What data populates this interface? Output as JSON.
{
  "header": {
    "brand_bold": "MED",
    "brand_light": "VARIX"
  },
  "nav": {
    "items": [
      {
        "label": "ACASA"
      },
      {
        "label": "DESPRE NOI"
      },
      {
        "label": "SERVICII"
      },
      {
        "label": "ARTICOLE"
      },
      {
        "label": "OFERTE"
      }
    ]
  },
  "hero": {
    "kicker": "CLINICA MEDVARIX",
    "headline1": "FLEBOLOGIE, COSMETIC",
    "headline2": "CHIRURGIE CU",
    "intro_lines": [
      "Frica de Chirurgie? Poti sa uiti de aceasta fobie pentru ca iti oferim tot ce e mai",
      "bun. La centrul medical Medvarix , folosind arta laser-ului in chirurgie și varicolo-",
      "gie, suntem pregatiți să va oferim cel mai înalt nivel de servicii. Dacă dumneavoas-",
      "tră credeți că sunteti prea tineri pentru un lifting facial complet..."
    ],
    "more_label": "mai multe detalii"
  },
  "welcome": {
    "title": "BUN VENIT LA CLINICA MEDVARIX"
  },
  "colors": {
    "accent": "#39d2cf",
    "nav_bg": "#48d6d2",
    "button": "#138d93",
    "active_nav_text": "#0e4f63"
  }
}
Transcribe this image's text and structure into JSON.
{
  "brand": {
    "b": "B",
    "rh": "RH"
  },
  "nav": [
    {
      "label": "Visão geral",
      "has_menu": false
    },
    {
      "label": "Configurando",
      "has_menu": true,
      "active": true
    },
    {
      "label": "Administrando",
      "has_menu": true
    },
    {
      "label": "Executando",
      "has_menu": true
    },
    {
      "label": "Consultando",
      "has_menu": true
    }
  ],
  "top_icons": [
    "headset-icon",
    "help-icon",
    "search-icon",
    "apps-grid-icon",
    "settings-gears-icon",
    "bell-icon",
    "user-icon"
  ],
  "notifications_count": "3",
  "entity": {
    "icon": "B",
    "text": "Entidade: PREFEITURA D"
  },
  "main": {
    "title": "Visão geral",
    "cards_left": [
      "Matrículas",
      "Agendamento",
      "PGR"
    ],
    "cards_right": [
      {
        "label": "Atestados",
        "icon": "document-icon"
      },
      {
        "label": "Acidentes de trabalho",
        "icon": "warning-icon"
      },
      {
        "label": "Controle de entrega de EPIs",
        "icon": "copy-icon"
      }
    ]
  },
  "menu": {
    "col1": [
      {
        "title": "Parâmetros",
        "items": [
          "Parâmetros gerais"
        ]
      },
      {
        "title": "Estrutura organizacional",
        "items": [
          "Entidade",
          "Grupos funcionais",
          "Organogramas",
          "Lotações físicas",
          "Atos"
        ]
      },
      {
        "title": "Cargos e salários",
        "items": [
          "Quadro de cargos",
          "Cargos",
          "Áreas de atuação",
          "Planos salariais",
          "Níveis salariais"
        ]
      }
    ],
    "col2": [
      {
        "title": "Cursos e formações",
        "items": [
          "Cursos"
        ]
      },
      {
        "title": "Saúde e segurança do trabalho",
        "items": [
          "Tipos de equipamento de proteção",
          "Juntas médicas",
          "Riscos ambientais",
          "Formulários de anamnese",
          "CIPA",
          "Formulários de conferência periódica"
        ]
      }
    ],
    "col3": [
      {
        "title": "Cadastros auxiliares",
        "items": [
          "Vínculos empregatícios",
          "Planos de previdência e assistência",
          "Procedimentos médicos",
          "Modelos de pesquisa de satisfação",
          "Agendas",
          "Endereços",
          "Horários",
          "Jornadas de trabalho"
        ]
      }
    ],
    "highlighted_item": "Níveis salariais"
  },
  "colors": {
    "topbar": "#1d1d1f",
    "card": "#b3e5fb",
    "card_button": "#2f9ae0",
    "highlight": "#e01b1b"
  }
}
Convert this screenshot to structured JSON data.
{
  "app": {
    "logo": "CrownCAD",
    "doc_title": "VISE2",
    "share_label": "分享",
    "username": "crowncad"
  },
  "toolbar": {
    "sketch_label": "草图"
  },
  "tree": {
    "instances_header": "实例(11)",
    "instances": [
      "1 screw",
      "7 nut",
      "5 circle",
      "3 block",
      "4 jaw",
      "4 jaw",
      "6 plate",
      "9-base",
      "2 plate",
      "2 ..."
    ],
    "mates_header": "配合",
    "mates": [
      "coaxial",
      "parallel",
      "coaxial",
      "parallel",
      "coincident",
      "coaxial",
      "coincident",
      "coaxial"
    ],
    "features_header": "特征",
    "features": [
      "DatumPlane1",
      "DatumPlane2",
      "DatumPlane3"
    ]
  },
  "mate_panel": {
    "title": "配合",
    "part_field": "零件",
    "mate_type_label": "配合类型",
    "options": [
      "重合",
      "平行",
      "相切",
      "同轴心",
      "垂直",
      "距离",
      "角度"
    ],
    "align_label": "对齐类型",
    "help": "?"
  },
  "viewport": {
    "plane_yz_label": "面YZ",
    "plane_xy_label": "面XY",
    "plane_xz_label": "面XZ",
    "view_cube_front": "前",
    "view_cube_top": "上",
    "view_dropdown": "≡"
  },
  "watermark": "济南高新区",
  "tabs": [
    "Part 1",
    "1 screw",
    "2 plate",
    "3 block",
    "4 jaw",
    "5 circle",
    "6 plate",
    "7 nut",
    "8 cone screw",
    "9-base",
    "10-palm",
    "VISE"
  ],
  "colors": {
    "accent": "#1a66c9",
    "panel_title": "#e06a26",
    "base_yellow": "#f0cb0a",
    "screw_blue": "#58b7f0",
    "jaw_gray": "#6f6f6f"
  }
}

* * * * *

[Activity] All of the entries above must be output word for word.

[Result of the exercise]
What data populates this interface? Output as JSON.
{
  "header": {
    "brand_bold": "MED",
    "brand_light": "VARIX"
  },
  "nav": {
    "items": [
      {
        "label": "ACASA"
      },
      {
        "label": "DESPRE NOI"
      },
      {
        "label": "SERVICII"
      },
      {
        "label": "ARTICOLE"
      },
      {
        "label": "OFERTE"
      }
    ]
  },
  "hero": {
    "kicker": "CLINICA MEDVARIX",
    "headline1": "FLEBOLOGIE, COSMETIC",
    "headline2": "CHIRURGIE CU",
    "intro_lines": [
      "Frica de Chirurgie? Poti sa uiti de aceasta fobie pentru ca iti oferim tot ce e mai",
      "bun. La centrul medical Medvarix , folosind arta laser-ului in chirurgie și varicolo-",
      "gie, suntem pregatiți să va oferim cel mai înalt nivel de servicii. Dacă dumneavoas-",
      "tră credeți că sunteti prea tineri pentru un lifting facial complet..."
    ],
    "more_label": "mai multe detalii"
  },
  "welcome": {
    "title": "BUN VENIT LA CLINICA MEDVARIX"
  },
  "colors": {
    "accent": "#39d2cf",
    "nav_bg": "#48d6d2",
    "button": "#138d93",
    "active_nav_text": "#0e4f63"
  }
}
Transcribe this image's text and structure into JSON.
{
  "brand": {
    "b": "B",
    "rh": "RH"
  },
  "nav": [
    {
      "label": "Visão geral",
      "has_menu": false
    },
    {
      "label": "Configurando",
      "has_menu": true,
      "active": true
    },
    {
      "label": "Administrando",
      "has_menu": true
    },
    {
      "label": "Executando",
      "has_menu": true
    },
    {
      "label": "Consultando",
      "has_menu": true
    }
  ],
  "top_icons": [
    "headset-icon",
    "help-icon",
    "search-icon",
    "apps-grid-icon",
    "settings-gears-icon",
    "bell-icon",
    "user-icon"
  ],
  "notifications_count": "3",
  "entity": {
    "icon": "B",
    "text": "Entidade: PREFEITURA D"
  },
  "main": {
    "title": "Visão geral",
    "cards_left": [
      "Matrículas",
      "Agendamento",
      "PGR"
    ],
    "cards_right": [
      {
        "label": "Atestados",
        "icon": "document-icon"
      },
      {
        "label": "Acidentes de trabalho",
        "icon": "warning-icon"
      },
      {
        "label": "Controle de entrega de EPIs",
        "icon": "copy-icon"
      }
    ]
  },
  "menu": {
    "col1": [
      {
        "title": "Parâmetros",
        "items": [
          "Parâmetros gerais"
        ]
      },
      {
        "title": "Estrutura organizacional",
        "items": [
          "Entidade",
          "Grupos funcionais",
          "Organogramas",
          "Lotações físicas",
          "Atos"
        ]
      },
      {
        "title": "Cargos e salários",
        "items": [
          "Quadro de cargos",
          "Cargos",
          "Áreas de atuação",
          "Planos salariais",
          "Níveis salariais"
        ]
      }
    ],
    "col2": [
      {
        "title": "Cursos e formações",
        "items": [
          "Cursos"
        ]
      },
      {
        "title": "Saúde e segurança do trabalho",
        "items": [
          "Tipos de equipamento de proteção",
          "Juntas médicas",
          "Riscos ambientais",
          "Formulários de anamnese",
          "CIPA",
          "Formulários de conferência periódica"
        ]
      }
    ],
    "col3": [
      {
        "title": "Cadastros auxiliares",
        "items": [
          "Vínculos empregatícios",
          "Planos de previdência e assistência",
          "Procedimentos médicos",
          "Modelos de pesquisa de satisfação",
          "Agendas",
          "Endereços",
          "Horários",
          "Jornadas de trabalho"
        ]
      }
    ],
    "highlighted_item": "Níveis salariais"
  },
  "colors": {
    "topbar": "#1d1d1f",
    "card": "#b3e5fb",
    "card_button": "#2f9ae0",
    "highlight": "#e01b1b"
  }
}
Convert this screenshot to structured JSON data.
{
  "app": {
    "logo": "CrownCAD",
    "doc_title": "VISE2",
    "share_label": "分享",
    "username": "crowncad"
  },
  "toolbar": {
    "sketch_label": "草图"
  },
  "tree": {
    "instances_header": "实例(11)",
    "instances": [
      "1 screw",
      "7 nut",
      "5 circle",
      "3 block",
      "4 jaw",
      "4 jaw",
      "6 plate",
      "9-base",
      "2 plate",
      "2 ..."
    ],
    "mates_header": "配合",
    "mates": [
      "coaxial",
      "parallel",
      "coaxial",
      "parallel",
      "coincident",
      "coaxial",
      "coincident",
      "coaxial"
    ],
    "features_header": "特征",
    "features": [
      "DatumPlane1",
      "DatumPlane2",
      "DatumPlane3"
    ]
  },
  "mate_panel": {
    "title": "配合",
    "part_field": "零件",
    "mate_type_label": "配合类型",
    "options": [
      "重合",
      "平行",
      "相切",
      "同轴心",
      "垂直",
      "距离",
      "角度"
    ],
    "align_label": "对齐类型",
    "help": "?"
  },
  "viewport": {
    "plane_yz_label": "面YZ",
    "plane_xy_label": "面XY",
    "plane_xz_label": "面XZ",
    "view_cube_front": "前",
    "view_cube_top": "上",
    "view_dropdown": "≡"
  },
  "watermark": "济南高新区",
  "tabs": [
    "Part 1",
    "1 screw",
    "2 plate",
    "3 block",
    "4 jaw",
    "5 circle",
    "6 plate",
    "7 nut",
    "8 cone screw",
    "9-base",
    "10-palm",
    "VISE"
  ],
  "colors": {
    "accent": "#1a66c9",
    "panel_title": "#e06a26",
    "base_yellow": "#f0cb0a",
    "screw_blue": "#58b7f0",
    "jaw_gray": "#6f6f6f"
  }
}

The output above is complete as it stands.